Not only does CAC have the unmitigated gall to meet during such a bacchanalia fatigacia (that’s Latin for geek orgy), but they have integrated themselves so well that their panels are actually listed on the main schedule. There are some major advantages and disadvantages to opening an academic conference to the public. I believe I saw someone dressed up as an anime character at Douglas Wolk’s presentation.

On the other hand, some of the lower audience turn-outs were 50 people, high for a panel at any academic conference. Academia is so well connected to their source in the world of comics scholarship, that the industry even gives awards for best books on comics. Douglas Wolk won an Eisner this year. That’s like Christian Metz getting an Oscar.

Kevin Smith, Judd Apatow. Zack Snyder, and Frank Miller.

Kevin Smith, Judd Apatow, Zack Snyder, and Frank Miller

I was there wearing two hats. First off, I was an academic trying to network and find out whether or not my dissertation is really anything exciting for comics studies. This went very well. I generated a lot of excitement about making comics about comics and was able to meet a few colleagues who are interested in my work as well as two artists who are interested in partnering with academics to create such articles.

Pineapple Express and Zack and Miri Make a Porno.
Seth Rogan was there plugging two upcoming films: ~Pineapple Express~ and ~Zack and Miri Make a Porno~.

While the academic hat pays my bills, my other hat got me behind closed doors. In my spare time I write for RedFence, a magazine out of LA (The first issue printed a few hours ago! Go buy a copy!). Somehow they managed to get me a press pass and I used this new found ethos to get face to face interviews with two of my all time favorite creators, Steve Purcell (Sam and Max, most of the LucasArts games, Cars, etc.) and Rob Schrab (Scud the Disposable Assassin, The Sarah Silverman Show, that internet meme with the dungeons and dragons guys. You know the one, “I shoot lightning into the darkness” “Where’s the Mountain Dew?”). Not impressive enough for you? Fine, I’ll see my fan-boy wet dream and raise you an actual professional encounter as I was allowed into the press briefing for the Watchmen movie. I was able to ask Zack Snyder a question, joke with Dave Gibbons, and get creeped out by Jackie Earle Haley, the actorplaying Rorschach, sitting right next to me. Seriously, he’s going to be fantastic. Jackie’s greatest line was,“More so than my previous work, some scenes were disturbing and stuck with me. Sometimes Rorschach followed me home.”

Robert Kirkman (Walking Dead), Mike Mignola (Hellboy), Matt Fraction (Immortal Ironfist), and John Cassaday (Astonishing X-Men).

Robert Kirkman (Walking Dead), Mike Mignola (Hellboy), Matt Fraction (Immortal Ironfist), and John Cassaday (Astonishing X-Men).

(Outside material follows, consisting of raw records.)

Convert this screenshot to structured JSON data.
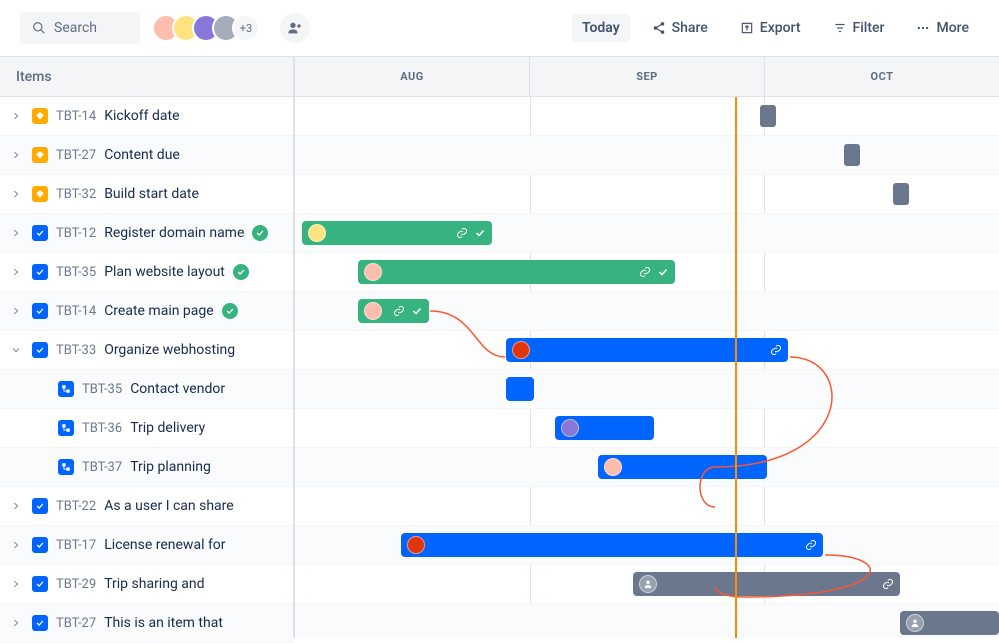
{
  "toolbar": {
    "search_placeholder": "Search",
    "avatar_overflow": "+3",
    "today_label": "Today",
    "share_label": "Share",
    "export_label": "Export",
    "filter_label": "Filter",
    "more_label": "More"
  },
  "timeline": {
    "items_header": "Items",
    "months": [
      "AUG",
      "SEP",
      "OCT"
    ],
    "today_position_pct": 62.5,
    "rows": [
      {
        "key": "TBT-14",
        "title": "Kickoff date",
        "type": "epic",
        "expandable": true,
        "done": false,
        "indent": 0,
        "alt": false,
        "bar": {
          "kind": "diamond",
          "left_pct": 66,
          "color": "gray"
        }
      },
      {
        "key": "TBT-27",
        "title": "Content due",
        "type": "epic",
        "expandable": true,
        "done": false,
        "indent": 0,
        "alt": true,
        "bar": {
          "kind": "diamond",
          "left_pct": 78,
          "color": "gray"
        }
      },
      {
        "key": "TBT-32",
        "title": "Build start date",
        "type": "epic",
        "expandable": true,
        "done": false,
        "indent": 0,
        "alt": false,
        "bar": {
          "kind": "diamond",
          "left_pct": 85,
          "color": "gray"
        }
      },
      {
        "key": "TBT-12",
        "title": "Register domain name",
        "type": "story",
        "expandable": true,
        "done": true,
        "indent": 0,
        "alt": true,
        "bar": {
          "kind": "bar",
          "left_pct": 1,
          "width_pct": 27,
          "color": "green",
          "avatar": "b1",
          "link": true,
          "check": true
        }
      },
      {
        "key": "TBT-35",
        "title": "Plan website layout",
        "type": "story",
        "expandable": true,
        "done": true,
        "indent": 0,
        "alt": false,
        "bar": {
          "kind": "bar",
          "left_pct": 9,
          "width_pct": 45,
          "color": "green",
          "avatar": "b2",
          "link": true,
          "check": true
        }
      },
      {
        "key": "TBT-14",
        "title": "Create main page",
        "type": "story",
        "expandable": true,
        "done": true,
        "indent": 0,
        "alt": true,
        "bar": {
          "kind": "bar",
          "left_pct": 9,
          "width_pct": 10,
          "color": "green",
          "avatar": "b2",
          "link": true,
          "check": true
        }
      },
      {
        "key": "TBT-33",
        "title": "Organize webhosting",
        "type": "story",
        "expandable": true,
        "expanded": true,
        "done": false,
        "indent": 0,
        "alt": false,
        "bar": {
          "kind": "bar",
          "left_pct": 30,
          "width_pct": 40,
          "color": "blue",
          "avatar": "b3",
          "link": true
        }
      },
      {
        "key": "TBT-35",
        "title": "Contact vendor",
        "type": "subtask",
        "expandable": false,
        "done": false,
        "indent": 1,
        "alt": true,
        "bar": {
          "kind": "bar",
          "left_pct": 30,
          "width_pct": 4,
          "color": "blue"
        }
      },
      {
        "key": "TBT-36",
        "title": "Trip delivery",
        "type": "subtask",
        "expandable": false,
        "done": false,
        "indent": 1,
        "alt": false,
        "bar": {
          "kind": "bar",
          "left_pct": 37,
          "width_pct": 14,
          "color": "blue",
          "avatar": "b4"
        }
      },
      {
        "key": "TBT-37",
        "title": "Trip planning",
        "type": "subtask",
        "expandable": false,
        "done": false,
        "indent": 1,
        "alt": true,
        "bar": {
          "kind": "bar",
          "left_pct": 43,
          "width_pct": 24,
          "color": "blue",
          "avatar": "b2"
        }
      },
      {
        "key": "TBT-22",
        "title": "As a user I can share",
        "type": "story",
        "expandable": true,
        "done": false,
        "indent": 0,
        "alt": false,
        "bar": null
      },
      {
        "key": "TBT-17",
        "title": "License renewal for",
        "type": "story",
        "expandable": true,
        "done": false,
        "indent": 0,
        "alt": true,
        "bar": {
          "kind": "bar",
          "left_pct": 15,
          "width_pct": 60,
          "color": "blue",
          "avatar": "b3",
          "link": true
        }
      },
      {
        "key": "TBT-29",
        "title": "Trip sharing and",
        "type": "story",
        "expandable": true,
        "done": false,
        "indent": 0,
        "alt": false,
        "bar": {
          "kind": "bar",
          "left_pct": 48,
          "width_pct": 38,
          "color": "gray",
          "avatar": "generic",
          "link": true
        }
      },
      {
        "key": "TBT-27",
        "title": "This is an item that",
        "type": "story",
        "expandable": true,
        "done": false,
        "indent": 0,
        "alt": true,
        "bar": {
          "kind": "bar",
          "left_pct": 86,
          "width_pct": 14,
          "color": "gray",
          "avatar": "generic"
        }
      }
    ]
  }
}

All of this doesn’t even begin to touch upon the sensory overload that is comic-con. I had to constantly choose between being an academe, a journalist and a fan-boy. Do I go to a panel on Scott McCloud or a panel featuring Frank Miller (along with Kevin Smith, Judd Apatow, and Zack Snyder)? Hopefully some of the pictures will tell the story a bit better than my fame addled brain can muster right now. Soon to come: RedFence articles on Watchmen and the two interviews. For now, watch this clip of Mike Mignola’s discussion of translating a comic into a film and the effect that has had upon comics.

~ Jason Helms ~